Tesco group chief executive Philip Clarke said he is “determined to provoke a reappraisal” of his business and has vowed that the grocery giant will emerge a truly multichannel leader.
Speaking to Retail Week in an exclusive interview on the first day of Retail Week Live where he made the keynote address, Clarke said Tesco was a leader in the first curve – the bricks and mortar era – and now the grocer “has to take the lead in reshaping the industry again” with the second curve of the bricks and clicks era.
He said: “I was at Cockfosters yesterday to experience our click, commute and collect. I’m speaking to you on the 25th anniversary of the internet, and who would have thought 25 years ago that you would be able to pick up your groceries at a tube station.”
“This is the multichannel chapter. When we look back, we will see that the company changed to reflect the new world order. It will be painful, but it’s the right thing for our customers and investors.”
Clarke said he believed The City and investors understand his strategy. “Analysts seem to have described exactly what we’re trying to do. We’re clear and we don’t have much more to change beyond accelerating our strategy.”
He said Tesco is strengthening the existing business, and accelerating the rate of improvements made online. “Every business is at different stages but the direction of travel is clear. There are seismic changes happening in our sector, and in other sectors such as newspapers, and each business needs to decide its strategy.”
“There are seismic changes happening in our sector, and in other sectors such as newspapers, and each business needs to decide its strategy”
Philip Clarke, Tesco
Clarke said it is essential that each business has the skills for the new era. He said for Tesco it is important to have people experienced in the first curve and the second.
He likened Tesco’s team to that of Liverpool – the football team Clarke supports – and said: “The manager of my football club Brendan Rodgers would say that he needs to strengthen the squad, but he’s second or third and challenging for the top position and fans are daring to dream they are leaders in the premier league.
“We’ve got incredible strength – some of the team have been there 30 years and some a year – but we’re always looking for new talent.

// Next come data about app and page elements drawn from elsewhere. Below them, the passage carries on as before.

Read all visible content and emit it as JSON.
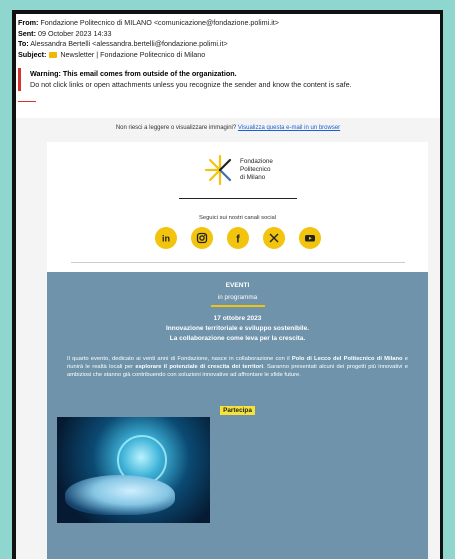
{
  "header": {
    "from_label": "From:",
    "from_value": "Fondazione Politecnico di MILANO <comunicazione@fondazione.polimi.it>",
    "sent_label": "Sent:",
    "sent_value": "09 October 2023 14:33",
    "to_label": "To:",
    "to_value": "Alessandra Bertelli <alessandra.bertelli@fondazione.polimi.it>",
    "subject_label": "Subject:",
    "subject_value": "Newsletter | Fondazione Politecnico di Milano"
  },
  "warning": {
    "title": "Warning: This email comes from outside of the organization.",
    "body": "Do not click links or open attachments unless you recognize the sender and know the content is safe."
  },
  "view_bar": {
    "text": "Non riesci a leggere o visualizzare immagini?",
    "link": "Visualizza questa e-mail in un browser"
  },
  "logo": {
    "line1": "Fondazione",
    "line2": "Politecnico",
    "line3": "di Milano"
  },
  "social": {
    "label": "Seguici sui nostri canali social",
    "icons": [
      "linkedin-icon",
      "instagram-icon",
      "facebook-icon",
      "x-icon",
      "youtube-icon"
    ]
  },
  "event": {
    "section_title": "EVENTI",
    "section_sub": "in programma",
    "date": "17 ottobre 2023",
    "headline1": "Innovazione territoriale e sviluppo sostenibile.",
    "headline2": "La collaborazione come leva per la crescita.",
    "desc_1": "Il quarto evento, dedicato ai venti anni di Fondazione, nasce in collaborazione con il ",
    "desc_2": "Polo di Lecco del Politecnico di Milano",
    "desc_3": " e riunirà le realtà locali per ",
    "desc_4": "esplorare il potenziale di crescita dei territori",
    "desc_5": ". Saranno presentati alcuni dei progetti più innovativi e ambiziosi che stanno già contribuendo con soluzioni innovative ad affrontare le sfide future.",
    "cta": "Partecipa"
  },
  "colors": {
    "accent": "#f2c40e",
    "panel": "#6e93aa",
    "warning": "#d6332b",
    "link": "#1a5fd6"
  }
}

Rodgers is thinking ‘I have Sturridge, Suarez and Sterling, but I want more’ and we’re always looking for more.”
Tesco revealed at its investor day last month that it would invest £200m in price and a further £200m in a FuelSave offer which went nationwide today. When asked whether that was enough to fight the discounters, Clarke said: “What we know is you have to differentiate, innovate and create. Look at Barnes & Noble and Nook and the challenges they are facing. It had to completely reinvent itself against Amazon.”
He added: “Other retailers will not launch a current account, digital wallet, ebooks, 3,000 click and collect locations and have businesses such as Harris & Hoole, Giraffe – it’s all about differentiation.”
He said that while Tesco had acknowledged it needed to be sharper on price, it was part of the overall mix and not the only reason shoppers will shop with the grocer. “I’m not in the business for market share. When I called an end to the space race that obviously meant we would lose some market share but my job is to see Tesco through to its next period of growth.”
Clarke said he is confident his strategy is the right course for Tesco and that while the rapid pace of change means it is difficult to see what shoppers might want in the future, he is setting the business up for the new era.
He said: “All our store overhauls will be completed in three years and the larger stores we will do in 2016 might be different to our first – in Watford – but we believe we have the right mix now of casual dining, F&F clothing, home and a focus on fresh food.”
Clarke said that he does not want to buy any more businesses such as Giraffe. He said: “We have a stable of family dining and we don’t need any more. What I need is for innovation and creativity to keep flowing from them. We’re opening a craft bakery in south east London, it’s being commissioned as we speak, and that’s the sort of innovation we need.”
Clarke, who has been with Tesco for 40 years and was part of the management team under former boss Sir Terry Leahy, said he had no regrets about the previous strategy that included a focus on opening big box stores, which it is now overhauling to compete in the changed world. “At that time, the Prime Minister and Chancellor said there would be no more booms and busts, just growth. But the world changed, and who could predict that. I only look back to learn, my job is to look forward.”